- Chop the cabbage finely and as you do so, put it into the jar with a sprinkle of the salt. The aim is to roughly spread the salt through the cabbage as you pack the jar.
- Press the cabbage down firmly into the jar as you go (use your hand, a rolling pin or wooden spoon) You can be quite forceful, it helps to ‘bruise’ the cabbage a little. Stop once you get to about an inch from the top of the jar. If you have any salt left over, add it now, and press all the cabbage down firmly into the jar.
- Now, add a clean weight to keep the cabbage pressed down. The smaller jar, filled with water, works well.
- Over the next day the salt will begin to draw the water out of the cabbage and you’ll see the water level in the jar rising. After 24 hours the water (now a brine) should completely cover all the cabbage. If any cabbage is poking above the surface, poke it down. If you need to, add a little water.
- Now, just wait. Cover the jar with a clean cloth or tea-towel to keep out dust and flies, but inspect it regularly. It is vital that the cabbage stays below the water line, otherwise it may begin to rot, and could spoil the whole batch.
- After another day or so (depending on temperature) you’ll see bubbles forming and rising up to the surface – this means fermentation has begun. It’s fun to taste the kraut every day, to keep track or its changes.
- As it ferments it will become gradually more sour, and the cabbage will get softer. You can stop the process whenever you’re happy with the finished product. About a week or two is normally right.
- At this point, transfer the kraut (and liquid) into smaller jars with lids and put them in the fridge. This will preserve the beneficial bacteria that are there, but stop any further fermentation. Use your kraut as you would any pickle. It’s good with salads or in sandwiches.

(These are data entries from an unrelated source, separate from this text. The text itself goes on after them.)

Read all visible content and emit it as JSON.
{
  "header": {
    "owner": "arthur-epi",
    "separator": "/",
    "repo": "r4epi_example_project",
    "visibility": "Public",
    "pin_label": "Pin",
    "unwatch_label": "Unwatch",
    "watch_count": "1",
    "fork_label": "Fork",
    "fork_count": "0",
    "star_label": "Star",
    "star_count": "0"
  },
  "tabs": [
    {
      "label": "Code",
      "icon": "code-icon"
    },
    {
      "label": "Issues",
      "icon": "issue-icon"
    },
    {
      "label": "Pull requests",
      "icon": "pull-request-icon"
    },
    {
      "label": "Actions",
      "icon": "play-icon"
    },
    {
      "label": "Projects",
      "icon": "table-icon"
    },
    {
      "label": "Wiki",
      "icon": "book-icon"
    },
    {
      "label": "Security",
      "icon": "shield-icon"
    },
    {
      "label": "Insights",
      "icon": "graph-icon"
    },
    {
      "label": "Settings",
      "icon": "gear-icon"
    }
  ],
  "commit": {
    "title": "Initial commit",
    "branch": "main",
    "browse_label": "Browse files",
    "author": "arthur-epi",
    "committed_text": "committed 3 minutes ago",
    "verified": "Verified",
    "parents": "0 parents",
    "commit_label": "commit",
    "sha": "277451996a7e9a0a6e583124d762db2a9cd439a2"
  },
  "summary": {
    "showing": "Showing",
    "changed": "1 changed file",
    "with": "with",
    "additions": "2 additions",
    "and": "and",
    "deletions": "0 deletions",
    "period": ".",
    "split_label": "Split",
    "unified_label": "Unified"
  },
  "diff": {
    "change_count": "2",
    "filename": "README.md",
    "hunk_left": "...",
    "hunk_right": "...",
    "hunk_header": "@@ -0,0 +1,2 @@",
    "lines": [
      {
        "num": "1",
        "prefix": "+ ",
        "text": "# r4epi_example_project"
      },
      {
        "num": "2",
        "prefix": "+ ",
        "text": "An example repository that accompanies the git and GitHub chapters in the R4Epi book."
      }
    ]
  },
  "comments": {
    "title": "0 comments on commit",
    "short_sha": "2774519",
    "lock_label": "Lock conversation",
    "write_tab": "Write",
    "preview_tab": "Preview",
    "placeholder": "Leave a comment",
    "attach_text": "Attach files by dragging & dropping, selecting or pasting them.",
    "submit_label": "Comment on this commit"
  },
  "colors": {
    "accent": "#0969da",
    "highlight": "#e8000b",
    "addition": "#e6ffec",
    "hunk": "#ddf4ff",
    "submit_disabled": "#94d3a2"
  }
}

For more information on healthy eating, and personalised online nutritional consultations, visit Nutritional Therapy Online. http://www.mynutritionaltherapy.com
Photo Credit: Ponizej